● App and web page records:
•••
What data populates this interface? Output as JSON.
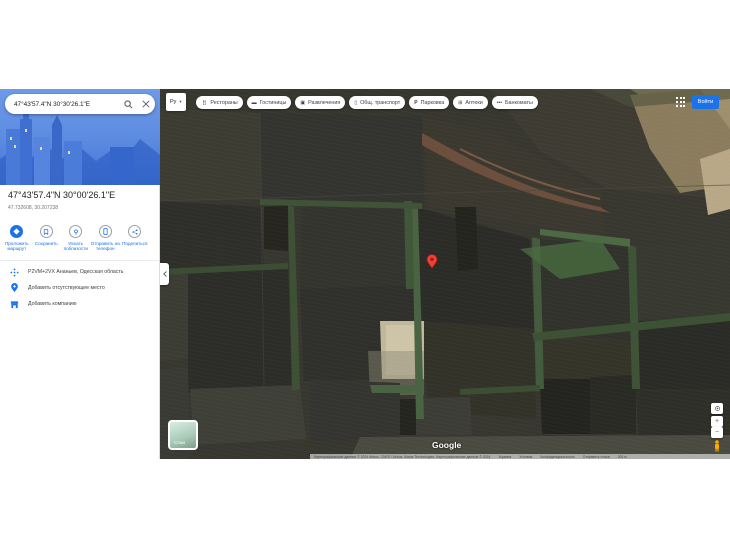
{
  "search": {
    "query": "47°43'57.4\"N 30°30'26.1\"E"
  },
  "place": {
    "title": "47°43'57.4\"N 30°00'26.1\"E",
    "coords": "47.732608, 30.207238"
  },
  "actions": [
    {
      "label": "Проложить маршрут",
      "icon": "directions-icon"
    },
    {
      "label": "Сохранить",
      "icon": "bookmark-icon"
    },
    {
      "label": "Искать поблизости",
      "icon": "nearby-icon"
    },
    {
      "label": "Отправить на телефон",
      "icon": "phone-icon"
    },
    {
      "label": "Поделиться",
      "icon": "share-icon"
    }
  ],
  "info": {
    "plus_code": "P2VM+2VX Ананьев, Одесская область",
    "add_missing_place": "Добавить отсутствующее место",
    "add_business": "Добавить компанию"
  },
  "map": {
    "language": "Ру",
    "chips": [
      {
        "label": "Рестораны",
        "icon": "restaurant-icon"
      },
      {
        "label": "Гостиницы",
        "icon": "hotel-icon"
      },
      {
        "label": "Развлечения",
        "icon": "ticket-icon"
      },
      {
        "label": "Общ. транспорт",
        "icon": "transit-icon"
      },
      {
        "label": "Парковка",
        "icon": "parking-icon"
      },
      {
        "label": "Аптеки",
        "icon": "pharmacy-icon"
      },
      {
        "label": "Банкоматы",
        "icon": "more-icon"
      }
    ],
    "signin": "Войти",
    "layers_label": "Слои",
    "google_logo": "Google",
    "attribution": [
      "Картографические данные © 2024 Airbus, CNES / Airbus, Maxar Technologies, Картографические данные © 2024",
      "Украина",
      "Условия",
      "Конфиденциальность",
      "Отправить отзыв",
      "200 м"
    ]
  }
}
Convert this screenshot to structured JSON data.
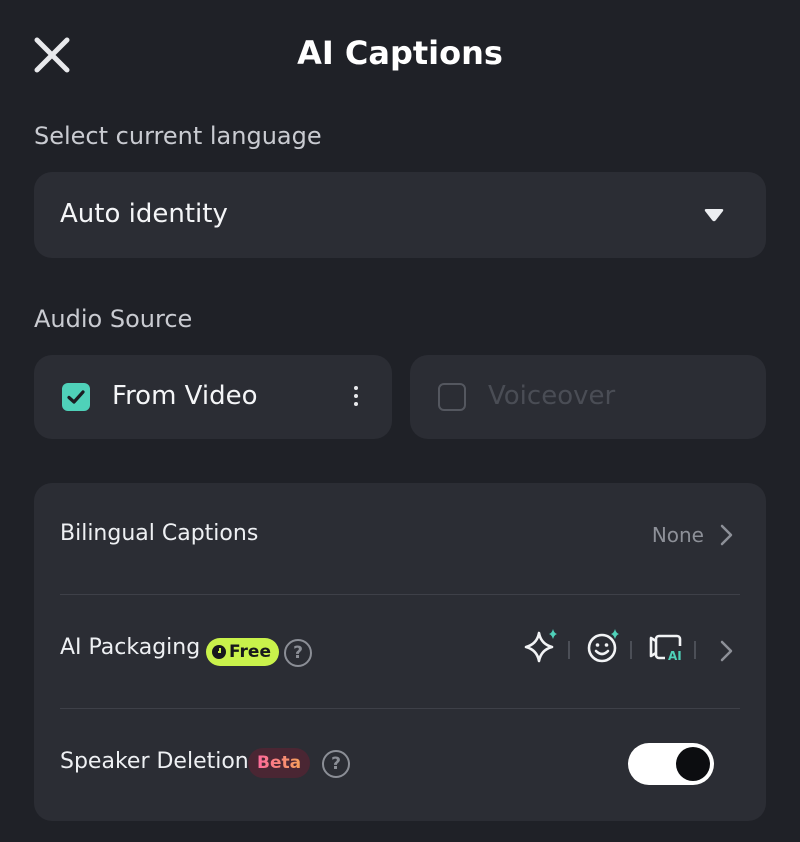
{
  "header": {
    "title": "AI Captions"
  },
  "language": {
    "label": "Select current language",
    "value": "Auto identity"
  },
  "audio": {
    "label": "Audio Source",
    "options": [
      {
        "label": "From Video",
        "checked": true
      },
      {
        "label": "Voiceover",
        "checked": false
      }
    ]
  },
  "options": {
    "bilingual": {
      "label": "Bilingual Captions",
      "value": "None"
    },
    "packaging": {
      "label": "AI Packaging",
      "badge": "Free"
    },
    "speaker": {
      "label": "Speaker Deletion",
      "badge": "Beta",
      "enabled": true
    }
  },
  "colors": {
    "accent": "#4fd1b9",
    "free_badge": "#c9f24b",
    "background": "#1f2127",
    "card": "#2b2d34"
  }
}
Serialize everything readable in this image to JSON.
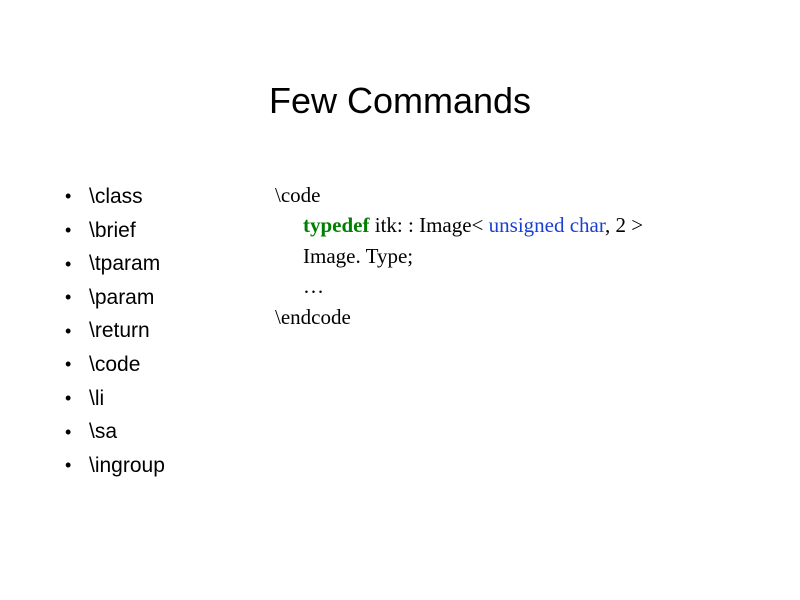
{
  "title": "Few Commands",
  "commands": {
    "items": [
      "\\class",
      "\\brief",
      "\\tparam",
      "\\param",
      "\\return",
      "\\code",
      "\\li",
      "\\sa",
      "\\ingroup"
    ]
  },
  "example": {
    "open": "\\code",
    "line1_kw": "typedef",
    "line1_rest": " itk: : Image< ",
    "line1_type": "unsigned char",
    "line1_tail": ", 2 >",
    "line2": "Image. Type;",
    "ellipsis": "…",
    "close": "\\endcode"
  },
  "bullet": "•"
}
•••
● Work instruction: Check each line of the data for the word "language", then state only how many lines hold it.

● Exercise result: 3